TASK ITEM => What you return should match the data below exactly, line for line.

:: DATA SHOWN ::

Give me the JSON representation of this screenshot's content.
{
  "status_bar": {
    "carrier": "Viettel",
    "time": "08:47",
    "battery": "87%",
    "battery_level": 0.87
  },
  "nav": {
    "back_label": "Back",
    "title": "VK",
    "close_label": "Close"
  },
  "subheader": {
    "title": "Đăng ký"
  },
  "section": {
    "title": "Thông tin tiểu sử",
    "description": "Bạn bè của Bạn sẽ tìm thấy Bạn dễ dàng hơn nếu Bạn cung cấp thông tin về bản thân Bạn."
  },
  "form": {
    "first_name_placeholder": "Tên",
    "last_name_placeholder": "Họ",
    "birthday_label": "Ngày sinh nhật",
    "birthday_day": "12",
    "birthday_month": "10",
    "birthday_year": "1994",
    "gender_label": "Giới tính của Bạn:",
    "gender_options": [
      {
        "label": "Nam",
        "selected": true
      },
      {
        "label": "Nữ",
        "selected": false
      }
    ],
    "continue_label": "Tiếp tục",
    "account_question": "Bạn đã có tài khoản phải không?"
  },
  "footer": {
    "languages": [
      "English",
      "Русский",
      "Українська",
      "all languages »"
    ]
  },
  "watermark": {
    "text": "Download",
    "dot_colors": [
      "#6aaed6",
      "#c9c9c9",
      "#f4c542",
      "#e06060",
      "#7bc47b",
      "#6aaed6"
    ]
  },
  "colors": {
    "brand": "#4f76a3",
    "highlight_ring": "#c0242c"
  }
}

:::

WRITTEN RESPONSE =>
Give me the JSON representation of this screenshot's content.
{
  "status_bar": {
    "carrier": "Viettel",
    "time": "08:47",
    "battery": "87%",
    "battery_level": 0.87
  },
  "nav": {
    "back_label": "Back",
    "title": "VK",
    "close_label": "Close"
  },
  "subheader": {
    "title": "Đăng ký"
  },
  "section": {
    "title": "Thông tin tiểu sử",
    "description": "Bạn bè của Bạn sẽ tìm thấy Bạn dễ dàng hơn nếu Bạn cung cấp thông tin về bản thân Bạn."
  },
  "form": {
    "first_name_placeholder": "Tên",
    "last_name_placeholder": "Họ",
    "birthday_label": "Ngày sinh nhật",
    "birthday_day": "12",
    "birthday_month": "10",
    "birthday_year": "1994",
    "gender_label": "Giới tính của Bạn:",
    "gender_options": [
      {
        "label": "Nam",
        "selected": true
      },
      {
        "label": "Nữ",
        "selected": false
      }
    ],
    "continue_label": "Tiếp tục",
    "account_question": "Bạn đã có tài khoản phải không?"
  },
  "footer": {
    "languages": [
      "English",
      "Русский",
      "Українська",
      "all languages »"
    ]
  },
  "watermark": {
    "text": "Download",
    "dot_colors": [
      "#6aaed6",
      "#c9c9c9",
      "#f4c542",
      "#e06060",
      "#7bc47b",
      "#6aaed6"
    ]
  },
  "colors": {
    "brand": "#4f76a3",
    "highlight_ring": "#c0242c"
  }
}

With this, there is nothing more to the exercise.